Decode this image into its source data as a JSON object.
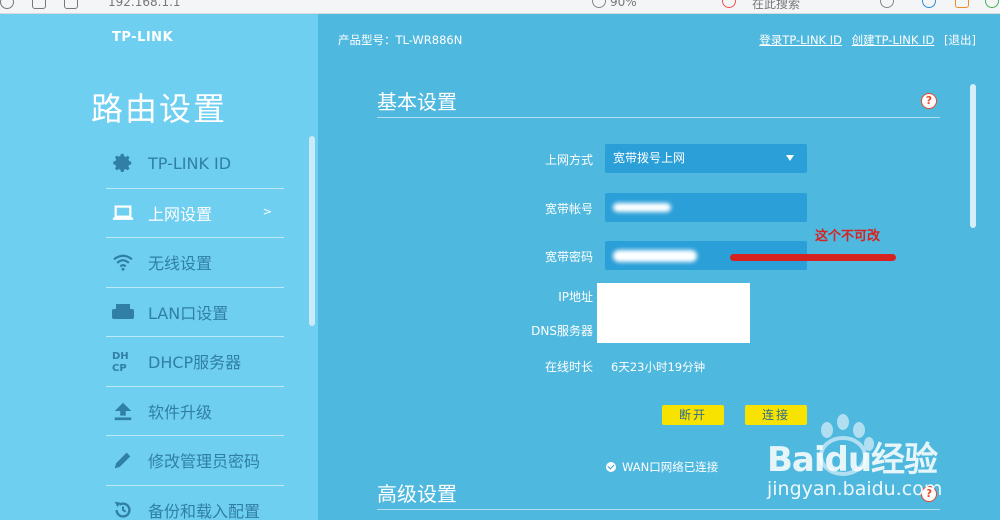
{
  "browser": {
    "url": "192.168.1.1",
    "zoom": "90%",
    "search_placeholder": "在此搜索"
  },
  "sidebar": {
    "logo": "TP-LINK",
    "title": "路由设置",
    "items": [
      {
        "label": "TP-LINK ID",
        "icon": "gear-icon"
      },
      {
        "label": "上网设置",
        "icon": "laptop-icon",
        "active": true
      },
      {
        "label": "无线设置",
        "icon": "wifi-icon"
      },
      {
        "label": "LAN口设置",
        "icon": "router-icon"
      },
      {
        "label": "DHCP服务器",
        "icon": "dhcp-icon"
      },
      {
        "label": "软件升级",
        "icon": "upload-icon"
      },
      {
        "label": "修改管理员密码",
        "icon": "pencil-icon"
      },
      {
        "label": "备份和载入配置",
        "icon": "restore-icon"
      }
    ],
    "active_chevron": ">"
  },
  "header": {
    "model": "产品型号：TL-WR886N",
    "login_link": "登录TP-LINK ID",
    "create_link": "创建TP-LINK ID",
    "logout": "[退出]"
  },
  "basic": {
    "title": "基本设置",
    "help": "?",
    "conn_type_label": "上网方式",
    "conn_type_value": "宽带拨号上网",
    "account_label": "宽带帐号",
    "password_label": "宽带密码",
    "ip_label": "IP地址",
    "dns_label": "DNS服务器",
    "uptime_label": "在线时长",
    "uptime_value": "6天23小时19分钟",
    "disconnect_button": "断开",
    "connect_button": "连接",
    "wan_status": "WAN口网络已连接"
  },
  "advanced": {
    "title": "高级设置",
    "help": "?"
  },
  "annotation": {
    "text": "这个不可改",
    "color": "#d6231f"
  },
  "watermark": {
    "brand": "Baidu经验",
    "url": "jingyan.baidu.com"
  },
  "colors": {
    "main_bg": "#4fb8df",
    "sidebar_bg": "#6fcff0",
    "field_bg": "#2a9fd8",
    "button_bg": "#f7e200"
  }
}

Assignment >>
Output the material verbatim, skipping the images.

Answer space >>
Decode this image into its source data as a JSON object.
{
  "browser": {
    "url": "192.168.1.1",
    "zoom": "90%",
    "search_placeholder": "在此搜索"
  },
  "sidebar": {
    "logo": "TP-LINK",
    "title": "路由设置",
    "items": [
      {
        "label": "TP-LINK ID",
        "icon": "gear-icon"
      },
      {
        "label": "上网设置",
        "icon": "laptop-icon",
        "active": true
      },
      {
        "label": "无线设置",
        "icon": "wifi-icon"
      },
      {
        "label": "LAN口设置",
        "icon": "router-icon"
      },
      {
        "label": "DHCP服务器",
        "icon": "dhcp-icon"
      },
      {
        "label": "软件升级",
        "icon": "upload-icon"
      },
      {
        "label": "修改管理员密码",
        "icon": "pencil-icon"
      },
      {
        "label": "备份和载入配置",
        "icon": "restore-icon"
      }
    ],
    "active_chevron": ">"
  },
  "header": {
    "model": "产品型号：TL-WR886N",
    "login_link": "登录TP-LINK ID",
    "create_link": "创建TP-LINK ID",
    "logout": "[退出]"
  },
  "basic": {
    "title": "基本设置",
    "help": "?",
    "conn_type_label": "上网方式",
    "conn_type_value": "宽带拨号上网",
    "account_label": "宽带帐号",
    "password_label": "宽带密码",
    "ip_label": "IP地址",
    "dns_label": "DNS服务器",
    "uptime_label": "在线时长",
    "uptime_value": "6天23小时19分钟",
    "disconnect_button": "断开",
    "connect_button": "连接",
    "wan_status": "WAN口网络已连接"
  },
  "advanced": {
    "title": "高级设置",
    "help": "?"
  },
  "annotation": {
    "text": "这个不可改",
    "color": "#d6231f"
  },
  "watermark": {
    "brand": "Baidu经验",
    "url": "jingyan.baidu.com"
  },
  "colors": {
    "main_bg": "#4fb8df",
    "sidebar_bg": "#6fcff0",
    "field_bg": "#2a9fd8",
    "button_bg": "#f7e200"
  }
}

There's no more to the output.